■ WHAT TO DO:
A verbatim reprint of the records below is what this exercise asks for.

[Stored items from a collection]

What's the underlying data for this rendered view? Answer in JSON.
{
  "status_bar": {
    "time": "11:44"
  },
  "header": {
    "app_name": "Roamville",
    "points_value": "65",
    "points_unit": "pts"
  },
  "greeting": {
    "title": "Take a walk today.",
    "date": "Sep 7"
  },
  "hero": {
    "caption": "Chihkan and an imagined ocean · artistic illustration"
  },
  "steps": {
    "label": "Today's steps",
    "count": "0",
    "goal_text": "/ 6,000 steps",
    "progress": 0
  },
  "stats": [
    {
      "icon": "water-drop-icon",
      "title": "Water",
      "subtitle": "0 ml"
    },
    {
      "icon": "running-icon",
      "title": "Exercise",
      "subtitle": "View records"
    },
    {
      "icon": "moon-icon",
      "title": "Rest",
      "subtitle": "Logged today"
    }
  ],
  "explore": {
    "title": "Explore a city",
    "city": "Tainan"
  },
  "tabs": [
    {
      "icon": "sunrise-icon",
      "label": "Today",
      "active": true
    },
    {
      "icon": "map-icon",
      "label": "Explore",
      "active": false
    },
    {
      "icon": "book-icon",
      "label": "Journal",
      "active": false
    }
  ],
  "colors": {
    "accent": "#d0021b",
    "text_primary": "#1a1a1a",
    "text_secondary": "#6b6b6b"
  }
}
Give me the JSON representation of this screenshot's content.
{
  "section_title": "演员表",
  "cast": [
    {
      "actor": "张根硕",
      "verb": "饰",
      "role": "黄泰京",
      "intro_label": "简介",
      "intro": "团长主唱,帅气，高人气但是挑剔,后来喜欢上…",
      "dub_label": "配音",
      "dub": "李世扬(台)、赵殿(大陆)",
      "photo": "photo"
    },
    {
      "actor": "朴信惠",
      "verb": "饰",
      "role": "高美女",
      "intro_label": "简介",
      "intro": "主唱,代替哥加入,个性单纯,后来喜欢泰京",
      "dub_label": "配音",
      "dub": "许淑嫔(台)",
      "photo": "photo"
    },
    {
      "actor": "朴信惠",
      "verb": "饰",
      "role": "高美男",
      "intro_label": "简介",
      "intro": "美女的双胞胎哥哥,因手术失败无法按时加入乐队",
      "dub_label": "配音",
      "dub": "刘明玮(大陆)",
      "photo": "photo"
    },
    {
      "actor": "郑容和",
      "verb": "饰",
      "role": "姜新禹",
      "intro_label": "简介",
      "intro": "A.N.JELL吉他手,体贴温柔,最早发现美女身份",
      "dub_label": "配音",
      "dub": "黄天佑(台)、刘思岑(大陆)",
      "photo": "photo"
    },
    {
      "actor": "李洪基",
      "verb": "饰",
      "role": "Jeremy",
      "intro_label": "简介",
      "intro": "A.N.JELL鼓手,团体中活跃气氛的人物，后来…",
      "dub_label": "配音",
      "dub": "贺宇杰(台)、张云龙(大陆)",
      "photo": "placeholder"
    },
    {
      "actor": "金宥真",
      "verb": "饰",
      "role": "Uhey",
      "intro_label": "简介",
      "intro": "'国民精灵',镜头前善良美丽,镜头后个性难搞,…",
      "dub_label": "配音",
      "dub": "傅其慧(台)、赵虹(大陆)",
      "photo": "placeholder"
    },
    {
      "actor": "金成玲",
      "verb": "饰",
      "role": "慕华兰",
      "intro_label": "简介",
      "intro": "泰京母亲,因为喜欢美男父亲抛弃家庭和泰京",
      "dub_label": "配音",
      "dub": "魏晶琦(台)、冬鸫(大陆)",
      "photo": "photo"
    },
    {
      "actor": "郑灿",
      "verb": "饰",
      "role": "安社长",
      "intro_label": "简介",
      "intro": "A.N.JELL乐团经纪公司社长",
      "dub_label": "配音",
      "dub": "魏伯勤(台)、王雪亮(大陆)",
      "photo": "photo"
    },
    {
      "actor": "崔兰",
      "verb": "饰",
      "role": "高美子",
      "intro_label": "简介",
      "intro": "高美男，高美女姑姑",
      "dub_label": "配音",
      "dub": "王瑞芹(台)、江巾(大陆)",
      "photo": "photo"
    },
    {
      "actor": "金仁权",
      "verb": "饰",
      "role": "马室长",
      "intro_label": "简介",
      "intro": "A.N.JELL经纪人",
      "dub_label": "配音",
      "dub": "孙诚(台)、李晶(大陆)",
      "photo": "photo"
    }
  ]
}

■ RESULT FOR THIS TASK:
What's the underlying data for this rendered view? Answer in JSON.
{
  "status_bar": {
    "time": "11:44"
  },
  "header": {
    "app_name": "Roamville",
    "points_value": "65",
    "points_unit": "pts"
  },
  "greeting": {
    "title": "Take a walk today.",
    "date": "Sep 7"
  },
  "hero": {
    "caption": "Chihkan and an imagined ocean · artistic illustration"
  },
  "steps": {
    "label": "Today's steps",
    "count": "0",
    "goal_text": "/ 6,000 steps",
    "progress": 0
  },
  "stats": [
    {
      "icon": "water-drop-icon",
      "title": "Water",
      "subtitle": "0 ml"
    },
    {
      "icon": "running-icon",
      "title": "Exercise",
      "subtitle": "View records"
    },
    {
      "icon": "moon-icon",
      "title": "Rest",
      "subtitle": "Logged today"
    }
  ],
  "explore": {
    "title": "Explore a city",
    "city": "Tainan"
  },
  "tabs": [
    {
      "icon": "sunrise-icon",
      "label": "Today",
      "active": true
    },
    {
      "icon": "map-icon",
      "label": "Explore",
      "active": false
    },
    {
      "icon": "book-icon",
      "label": "Journal",
      "active": false
    }
  ],
  "colors": {
    "accent": "#d0021b",
    "text_primary": "#1a1a1a",
    "text_secondary": "#6b6b6b"
  }
}
Give me the JSON representation of this screenshot's content.
{
  "section_title": "演员表",
  "cast": [
    {
      "actor": "张根硕",
      "verb": "饰",
      "role": "黄泰京",
      "intro_label": "简介",
      "intro": "团长主唱,帅气，高人气但是挑剔,后来喜欢上…",
      "dub_label": "配音",
      "dub": "李世扬(台)、赵殿(大陆)",
      "photo": "photo"
    },
    {
      "actor": "朴信惠",
      "verb": "饰",
      "role": "高美女",
      "intro_label": "简介",
      "intro": "主唱,代替哥加入,个性单纯,后来喜欢泰京",
      "dub_label": "配音",
      "dub": "许淑嫔(台)",
      "photo": "photo"
    },
    {
      "actor": "朴信惠",
      "verb": "饰",
      "role": "高美男",
      "intro_label": "简介",
      "intro": "美女的双胞胎哥哥,因手术失败无法按时加入乐队",
      "dub_label": "配音",
      "dub": "刘明玮(大陆)",
      "photo": "photo"
    },
    {
      "actor": "郑容和",
      "verb": "饰",
      "role": "姜新禹",
      "intro_label": "简介",
      "intro": "A.N.JELL吉他手,体贴温柔,最早发现美女身份",
      "dub_label": "配音",
      "dub": "黄天佑(台)、刘思岑(大陆)",
      "photo": "photo"
    },
    {
      "actor": "李洪基",
      "verb": "饰",
      "role": "Jeremy",
      "intro_label": "简介",
      "intro": "A.N.JELL鼓手,团体中活跃气氛的人物，后来…",
      "dub_label": "配音",
      "dub": "贺宇杰(台)、张云龙(大陆)",
      "photo": "placeholder"
    },
    {
      "actor": "金宥真",
      "verb": "饰",
      "role": "Uhey",
      "intro_label": "简介",
      "intro": "'国民精灵',镜头前善良美丽,镜头后个性难搞,…",
      "dub_label": "配音",
      "dub": "傅其慧(台)、赵虹(大陆)",
      "photo": "placeholder"
    },
    {
      "actor": "金成玲",
      "verb": "饰",
      "role": "慕华兰",
      "intro_label": "简介",
      "intro": "泰京母亲,因为喜欢美男父亲抛弃家庭和泰京",
      "dub_label": "配音",
      "dub": "魏晶琦(台)、冬鸫(大陆)",
      "photo": "photo"
    },
    {
      "actor": "郑灿",
      "verb": "饰",
      "role": "安社长",
      "intro_label": "简介",
      "intro": "A.N.JELL乐团经纪公司社长",
      "dub_label": "配音",
      "dub": "魏伯勤(台)、王雪亮(大陆)",
      "photo": "photo"
    },
    {
      "actor": "崔兰",
      "verb": "饰",
      "role": "高美子",
      "intro_label": "简介",
      "intro": "高美男，高美女姑姑",
      "dub_label": "配音",
      "dub": "王瑞芹(台)、江巾(大陆)",
      "photo": "photo"
    },
    {
      "actor": "金仁权",
      "verb": "饰",
      "role": "马室长",
      "intro_label": "简介",
      "intro": "A.N.JELL经纪人",
      "dub_label": "配音",
      "dub": "孙诚(台)、李晶(大陆)",
      "photo": "photo"
    }
  ]
}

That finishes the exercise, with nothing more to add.